When disaster calls, ham radio answers on the Rubicon Trail
We would find out later, that after they had unloaded their rigs and set up camp, the man who was hurt wanted to pull his rig forward just a few feet to make more room for a tent. Unbeknownst to him, sometime before they made it to camp, his passenger side front shackle must have hit a rock, and was pushed back up against the frame of the rig. This in turn, super-arched the leaf spring, not allowing for any up-travel. Since he was only moving his vehicle a few feet, he hopped up onto his seat and pulled forward without bothering to buckle up.
Normally his rig would have just crawled over the boulder in front of his passenger front tire with no issue, but with no up-travel from the over-arched spring, it flopped the rig on it’s side. Without doors on the vehicle, he slid off the seat as the Jeep slowly tipped. Still holding on to the steering wheel, the lower half of his body hit the ground first, then his Jeep slammed onto him with his body at a weird angle, crushing his pelvis and his legs and pining the lower half of his body between his vehicle and a slab of granite. As the others in his group rushed to lift the Jeep just enough off it’s side to extract him from under it, he went into cardiac arrest.
Kurt and Kris: Always belted up!
As I stood off to the side trembling and holding the HAM radio after making the call for help, Kris shot me a knowing look as he was doing chest compressions. His eyes told me everything without Kris saying a word. The man was not going to make it. His body was cold by the time the life flight landed.
Always Buckle Up
It seems like wearing a seat belt is a common sense rule that everyone follows. But not everyone does. Especially if you are just rolling really slowly down a mild trail or moving your vehicle in camp like this gentleman was. when it seems like nothing will happen. Many newer off-roaders incorrectly assume that the slow speeds we crawl on the trail equate to less of a chance of a fatal wreck. Nothing could be further from the truth. You never know what could happen, and you ALWAYS need to be belted in. Had this man worn his seat belt, it may have just been a minor flop as opposed to a total tragedy.
While five point harnesses are much safer in 4×4’s on the trail, the major problem with these types of belts is that most people who have them do not wear the entire harness when trail riding, they only wear the lap belt.

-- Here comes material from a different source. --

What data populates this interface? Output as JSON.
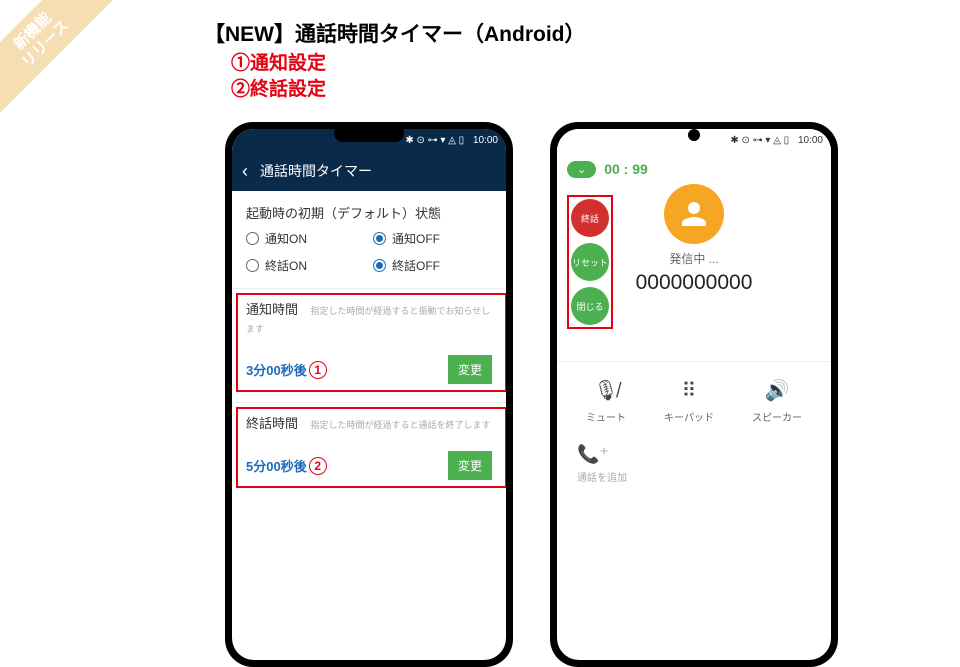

It may be a comfort thing as 5 point harnesses do not allow you to lean forward, or it may be a lazy thing because it takes longer to strap yourself into one, but if your vehicle is equipped with them, make sure all your occupants and yourself are wearing the entire harness.

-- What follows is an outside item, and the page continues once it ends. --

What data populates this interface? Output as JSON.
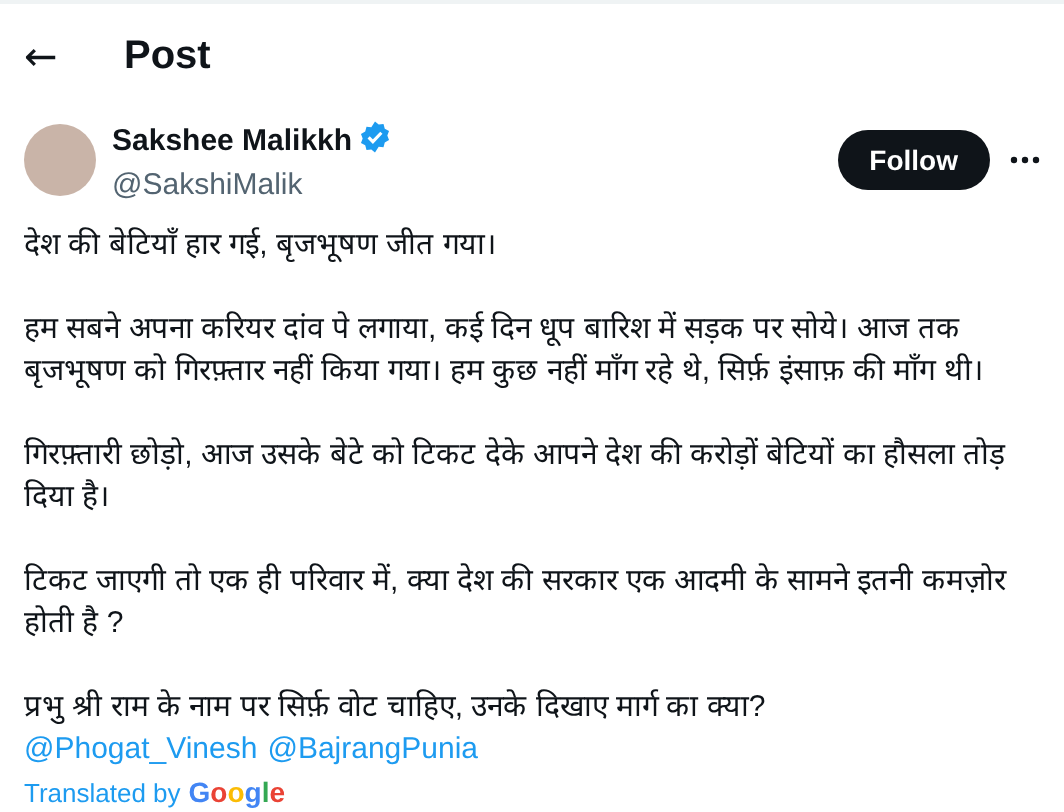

Make sure your little ones are belted in before you are!
Not only do you want to make sure that everyone is belted in correctly, make sure that everything in your rig is strapped down so you do not yard-sale your gear in a roll or a flop, or even worse have something like a loose Hi-lift whack you in the head. NEVER grab a roll cage if you are a passenger, you could loose your fingers. If your vehicle does not have interior “oh-shit” handles, you will want to fab them up or have your passenger hold onto the harness belts. When passengers do not have something to hold onto, a common reaction is to stick their arms out the vehicle to “stop” the roll. I have yet to see that work.
This past weekend on the Rubicon one of the premier hardcore 4×4 clubs in the world, The Nor Cal Rock Zombies, hung a banner in the spillway at the beginning of the trail imploring people to belt in. Maybe if all of us could support our sport like the Zombies by being active in land-use issues and educating people on proper use, we would have more trails and more people alive.
Please wear your seat belt. Always.
Editor’s Note: Ham radio classes (leading to a license) are available through the Rubicon Trail Foundation here.